===== Data
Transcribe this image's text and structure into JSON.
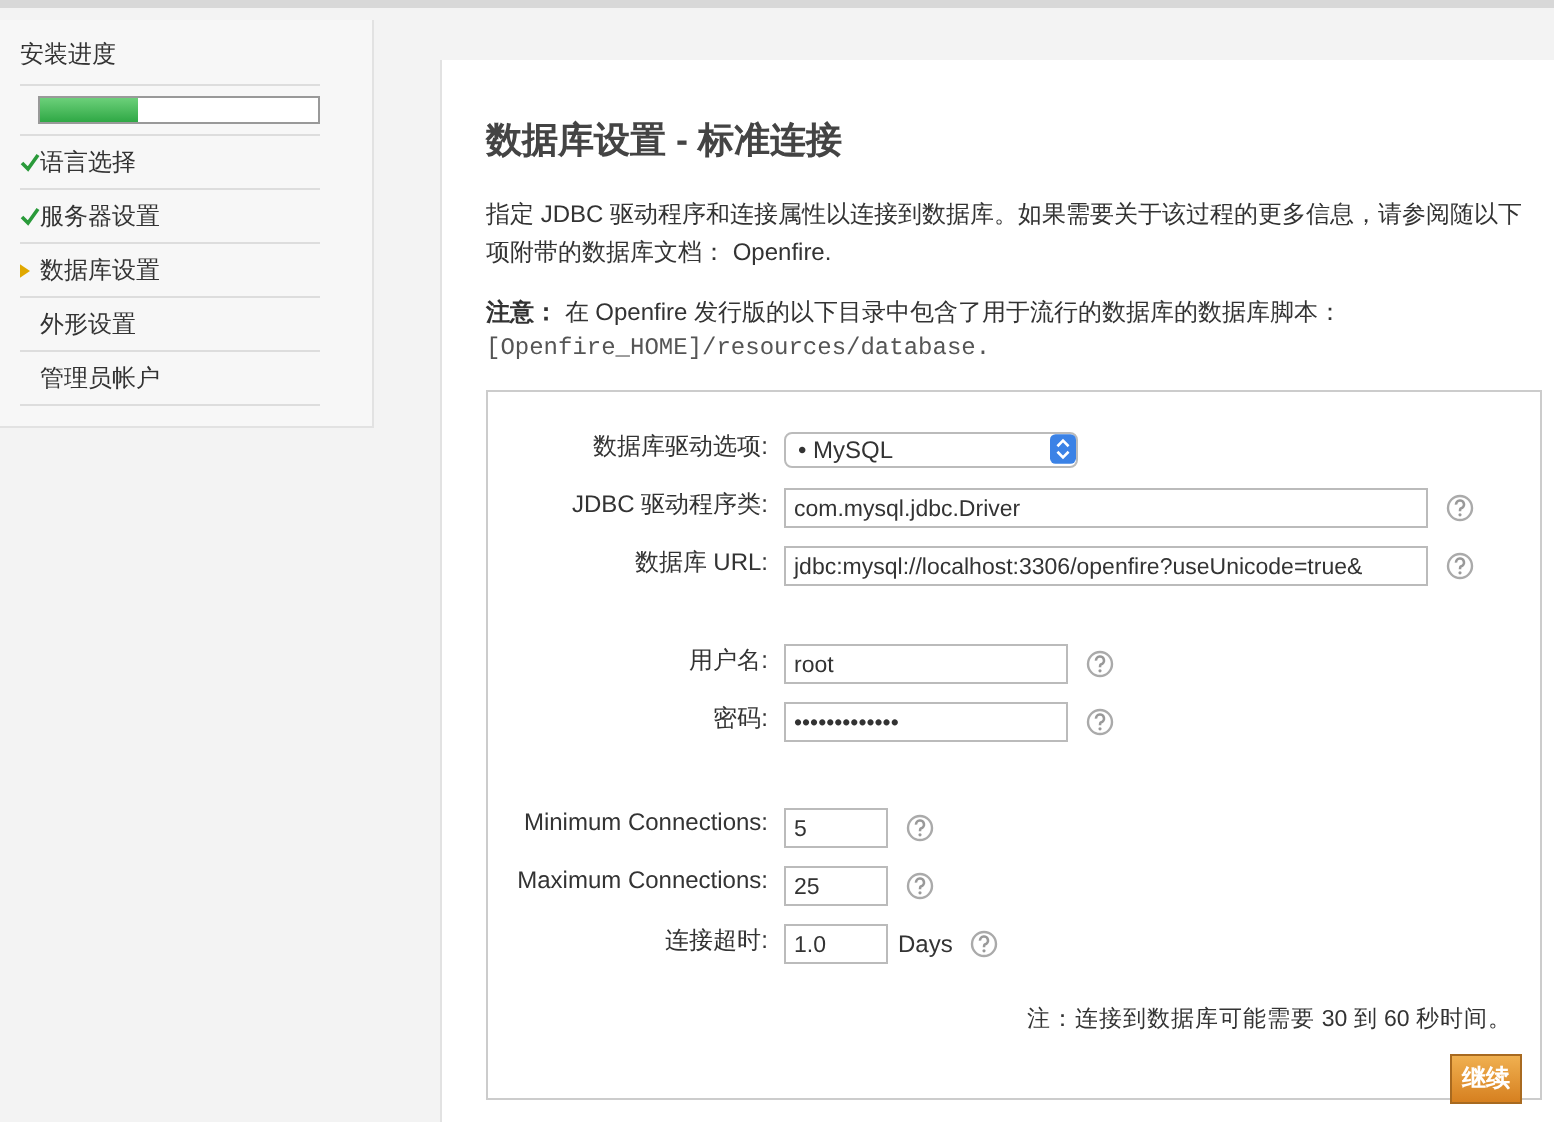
{
  "sidebar": {
    "title": "安装进度",
    "progress": {
      "level": 0.35
    },
    "steps": [
      {
        "label": "语言选择",
        "kind": "done"
      },
      {
        "label": "服务器设置",
        "kind": "done"
      },
      {
        "label": "数据库设置",
        "kind": "current"
      },
      {
        "label": "外形设置",
        "kind": "pending"
      },
      {
        "label": "管理员帐户",
        "kind": "pending"
      }
    ]
  },
  "main": {
    "title": "数据库设置 - 标准连接",
    "intro": "指定 JDBC 驱动程序和连接属性以连接到数据库。如果需要关于该过程的更多信息，请参阅随以下项附带的数据库文档： Openfire.",
    "note_label": "注意：",
    "note": "在 Openfire 发行版的以下目录中包含了用于流行的数据库的数据库脚本：",
    "note_path": "[Openfire_HOME]/resources/database.",
    "form": {
      "groups": [
        [
          {
            "label": "数据库驱动选项:",
            "kind": "select",
            "value": "• MySQL"
          },
          {
            "label": "JDBC 驱动程序类:",
            "kind": "long",
            "value": "com.mysql.jdbc.Driver",
            "help": true
          },
          {
            "label": "数据库 URL:",
            "kind": "long",
            "value": "jdbc:mysql://localhost:3306/openfire?useUnicode=true&",
            "help": true
          }
        ],
        [
          {
            "label": "用户名:",
            "kind": "medium",
            "value": "root",
            "help": true
          },
          {
            "label": "密码:",
            "kind": "password",
            "value": "•••••••••••••",
            "help": true
          }
        ],
        [
          {
            "label": "Minimum Connections:",
            "kind": "short",
            "value": "5",
            "help": true
          },
          {
            "label": "Maximum Connections:",
            "kind": "short",
            "value": "25",
            "help": true
          },
          {
            "label": "连接超时:",
            "kind": "short",
            "value": "1.0",
            "unit": "Days",
            "help": true
          }
        ]
      ],
      "footnote": "注：连接到数据库可能需要 30 到 60 秒时间。",
      "button": "继续"
    }
  }
}
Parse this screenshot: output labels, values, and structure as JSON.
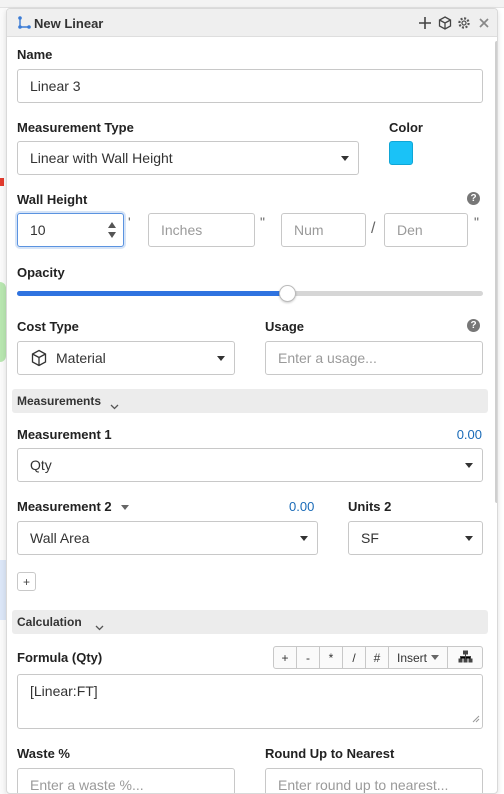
{
  "panel": {
    "title": "New Linear"
  },
  "name": {
    "label": "Name",
    "value": "Linear 3"
  },
  "measurement_type": {
    "label": "Measurement Type",
    "value": "Linear with Wall Height"
  },
  "color": {
    "label": "Color",
    "swatch": "#1ac2f7"
  },
  "wall_height": {
    "label": "Wall Height",
    "feet": "10",
    "feet_mark": "'",
    "inches_placeholder": "Inches",
    "inches_mark": "\"",
    "num_placeholder": "Num",
    "slash": "/",
    "den_placeholder": "Den",
    "den_mark": "\""
  },
  "opacity": {
    "label": "Opacity",
    "level": 0.58
  },
  "cost_type": {
    "label": "Cost Type",
    "value": "Material"
  },
  "usage": {
    "label": "Usage",
    "placeholder": "Enter a usage..."
  },
  "sections": {
    "measurements": "Measurements",
    "calculation": "Calculation"
  },
  "measurement1": {
    "label": "Measurement 1",
    "amount": "0.00",
    "value": "Qty"
  },
  "measurement2": {
    "label": "Measurement 2",
    "amount": "0.00",
    "value": "Wall Area"
  },
  "units2": {
    "label": "Units 2",
    "value": "SF"
  },
  "add_label": "+",
  "formula": {
    "label": "Formula (Qty)",
    "buttons": [
      "+",
      "-",
      "*",
      "/",
      "#"
    ],
    "insert_label": "Insert",
    "value": "[Linear:FT]"
  },
  "waste": {
    "label": "Waste %",
    "placeholder": "Enter a waste %..."
  },
  "round_up": {
    "label": "Round Up to Nearest",
    "placeholder": "Enter round up to nearest..."
  },
  "colors": {
    "accent": "#2f73e0",
    "link": "#1a6bb8"
  }
}
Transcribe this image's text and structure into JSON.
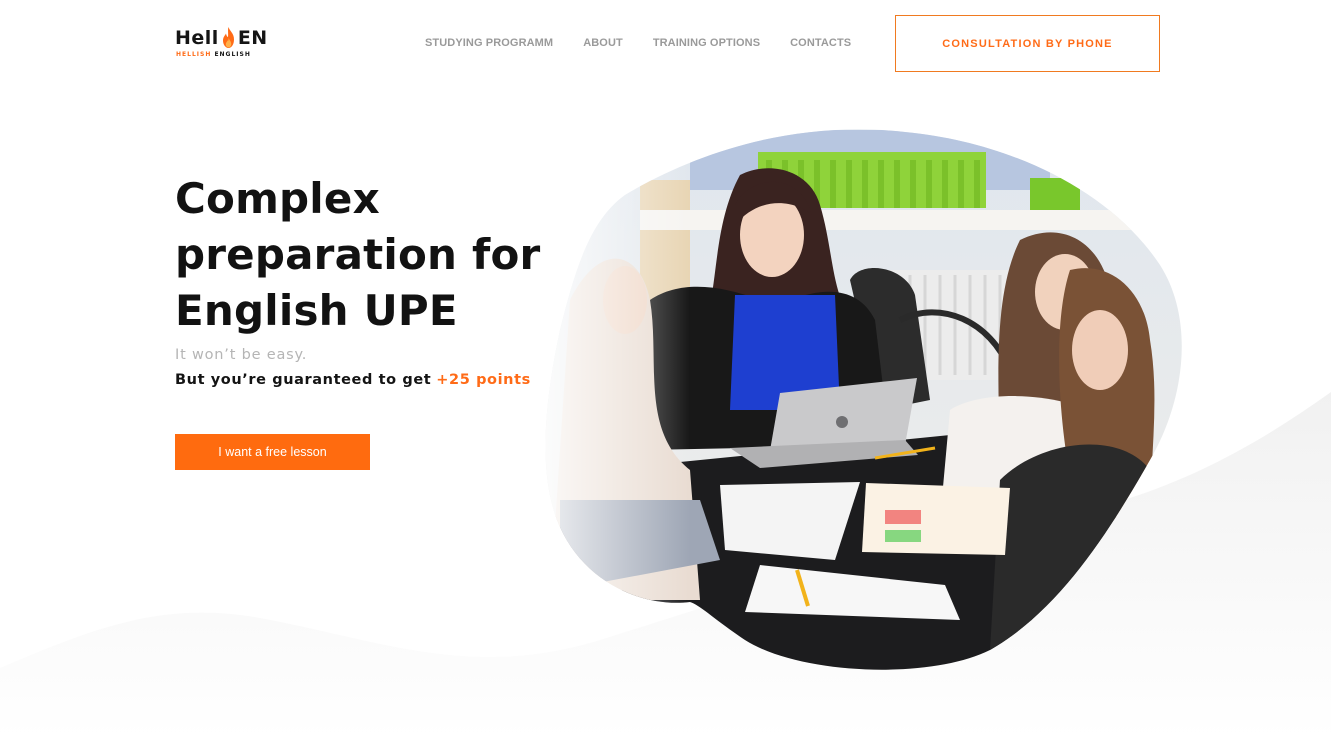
{
  "header": {
    "logo": {
      "word_left": "Hell",
      "word_right": "EN",
      "sub_left": "HELLISH",
      "sub_right": "ENGLISH",
      "icon": "flame-icon"
    },
    "nav": [
      {
        "label": "STUDYING PROGRAMM"
      },
      {
        "label": "ABOUT"
      },
      {
        "label": "TRAINING OPTIONS"
      },
      {
        "label": "CONTACTS"
      }
    ],
    "consult_label": "CONSULTATION BY PHONE"
  },
  "hero": {
    "title_lines": [
      "Complex",
      "preparation for",
      "English UPE"
    ],
    "subtitle": "It won’t be easy.",
    "guarantee_text": "But you’re guaranteed to get",
    "points": "+25 points",
    "cta_label": "I want a free lesson",
    "photo": "classroom-photo"
  },
  "colors": {
    "accent": "#ff6b0f",
    "text": "#141414",
    "muted": "#9a9a9a",
    "subtitle": "#b5b5b5"
  }
}
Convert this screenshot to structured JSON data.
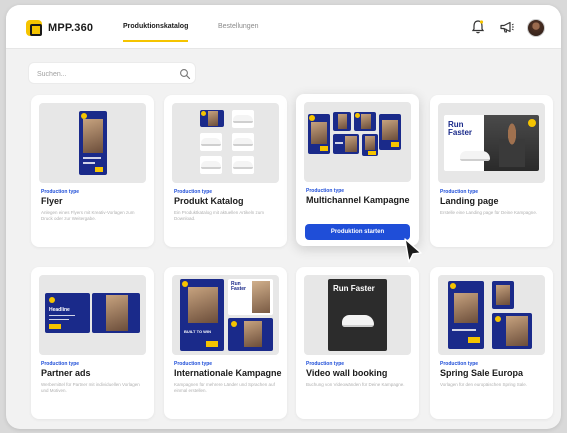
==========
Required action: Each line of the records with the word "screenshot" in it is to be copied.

Task output:
Parse this screenshot: output labels, values, and structure as JSON.
Convert this screenshot to structured JSON data.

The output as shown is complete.